I think the story is basically, again, the same as the one from 2005: “Our current hardware is great and will be supported for many years to come; we’re making this transition for the future.

Today’s MacBook lineup is in fact in great shape: the Air and both sizes of MacBook Pro have been updated in the last six months, and they’re all good machines. The long-awaited Mac Pro is also new, and the Mac Mini is fine.

The iMac models and iMac Pro, however, are long in the tooth. The iMac Pro, in fact, has never been updated — it’s 908 days old and counting. Tipster Sonny Dickson claimed, just today, that new iMacs are coming at WWDC:

New iMac incoming at WWDC. iPad Pro design language, with Pro Display like bezels. T2 chip, AMD Navi GPU, and no more fusion drive.

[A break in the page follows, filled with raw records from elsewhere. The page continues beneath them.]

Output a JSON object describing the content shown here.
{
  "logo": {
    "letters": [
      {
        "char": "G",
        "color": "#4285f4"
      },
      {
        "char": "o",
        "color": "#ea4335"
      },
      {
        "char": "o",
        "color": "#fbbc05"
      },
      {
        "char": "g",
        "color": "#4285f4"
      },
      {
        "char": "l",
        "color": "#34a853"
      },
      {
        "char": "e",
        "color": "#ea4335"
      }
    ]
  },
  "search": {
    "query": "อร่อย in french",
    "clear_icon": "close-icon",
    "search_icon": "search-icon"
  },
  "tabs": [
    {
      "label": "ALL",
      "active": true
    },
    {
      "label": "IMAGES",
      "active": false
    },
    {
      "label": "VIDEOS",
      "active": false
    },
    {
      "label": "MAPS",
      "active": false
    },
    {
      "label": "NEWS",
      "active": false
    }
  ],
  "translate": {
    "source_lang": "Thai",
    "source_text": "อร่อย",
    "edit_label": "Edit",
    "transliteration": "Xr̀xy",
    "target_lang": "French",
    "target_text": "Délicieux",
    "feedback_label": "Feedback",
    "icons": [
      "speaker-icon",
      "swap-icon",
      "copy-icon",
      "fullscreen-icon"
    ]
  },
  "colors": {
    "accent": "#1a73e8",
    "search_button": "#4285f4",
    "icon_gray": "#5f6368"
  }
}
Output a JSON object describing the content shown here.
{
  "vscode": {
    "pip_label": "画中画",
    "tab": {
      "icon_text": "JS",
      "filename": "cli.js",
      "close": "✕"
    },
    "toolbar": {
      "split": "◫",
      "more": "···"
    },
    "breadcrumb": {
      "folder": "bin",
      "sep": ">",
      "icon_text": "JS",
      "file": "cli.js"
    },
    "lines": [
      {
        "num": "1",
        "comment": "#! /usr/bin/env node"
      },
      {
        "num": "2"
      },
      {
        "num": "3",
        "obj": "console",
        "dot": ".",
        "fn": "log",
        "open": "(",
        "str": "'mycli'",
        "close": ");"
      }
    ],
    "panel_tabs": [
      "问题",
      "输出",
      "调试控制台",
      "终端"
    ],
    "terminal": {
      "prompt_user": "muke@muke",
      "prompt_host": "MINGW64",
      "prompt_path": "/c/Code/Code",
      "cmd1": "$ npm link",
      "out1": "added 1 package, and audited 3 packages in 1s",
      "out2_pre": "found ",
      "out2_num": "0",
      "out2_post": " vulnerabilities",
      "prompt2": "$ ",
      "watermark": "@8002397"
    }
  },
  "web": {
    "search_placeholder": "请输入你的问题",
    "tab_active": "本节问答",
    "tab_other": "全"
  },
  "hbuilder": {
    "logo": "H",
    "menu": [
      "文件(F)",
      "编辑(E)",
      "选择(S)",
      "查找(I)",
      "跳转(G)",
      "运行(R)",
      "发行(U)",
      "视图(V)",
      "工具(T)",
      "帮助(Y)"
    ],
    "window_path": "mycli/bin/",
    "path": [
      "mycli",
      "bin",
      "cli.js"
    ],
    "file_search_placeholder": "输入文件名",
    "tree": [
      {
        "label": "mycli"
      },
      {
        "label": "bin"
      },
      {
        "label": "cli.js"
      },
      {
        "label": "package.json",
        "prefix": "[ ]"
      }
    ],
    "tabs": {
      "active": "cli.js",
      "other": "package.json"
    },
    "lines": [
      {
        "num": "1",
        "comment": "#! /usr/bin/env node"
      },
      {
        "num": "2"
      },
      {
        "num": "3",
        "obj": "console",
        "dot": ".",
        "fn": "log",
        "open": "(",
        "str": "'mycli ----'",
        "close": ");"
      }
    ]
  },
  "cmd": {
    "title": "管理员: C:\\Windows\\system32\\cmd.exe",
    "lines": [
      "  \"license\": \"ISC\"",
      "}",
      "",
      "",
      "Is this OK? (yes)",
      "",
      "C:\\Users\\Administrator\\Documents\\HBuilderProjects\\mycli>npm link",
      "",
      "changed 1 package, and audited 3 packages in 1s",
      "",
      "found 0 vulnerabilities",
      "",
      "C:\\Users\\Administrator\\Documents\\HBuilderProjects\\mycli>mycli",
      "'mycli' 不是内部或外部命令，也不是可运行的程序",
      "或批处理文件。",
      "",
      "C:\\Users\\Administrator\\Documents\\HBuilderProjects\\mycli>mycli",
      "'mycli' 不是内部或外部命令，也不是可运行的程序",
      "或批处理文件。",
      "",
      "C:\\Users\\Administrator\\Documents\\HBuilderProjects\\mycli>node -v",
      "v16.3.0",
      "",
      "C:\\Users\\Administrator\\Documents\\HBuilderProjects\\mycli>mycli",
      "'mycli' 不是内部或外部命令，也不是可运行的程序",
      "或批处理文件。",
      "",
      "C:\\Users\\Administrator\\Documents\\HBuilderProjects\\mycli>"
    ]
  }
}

As for the iMac Pro, maybe pro-level configurations get folded into one cohesive range of just-plain iMacs? Or, long in the tooth though it may be, perhaps the roadmap for iMac Pro is just “wait for ARM”.


  1. It’s fun to think about iPads running MacOS and touchscreen MacBooks running iPadOS, but the names alone seemingly throw a monkey wrench in the idea. Although it’s worth noting that Apple used the PowerPC-to-Intel transition to rename PowerBooks to MacBooks. Names can change, and with Apple they often do. As weird as “MacBook” sounded at first, in hindsight it seems odd that until 2006 there had never been a Mac laptop with “Mac” in its name. The 16-pound (!) Macintosh Portable was definitely a Mac but only arguably portable. ↩︎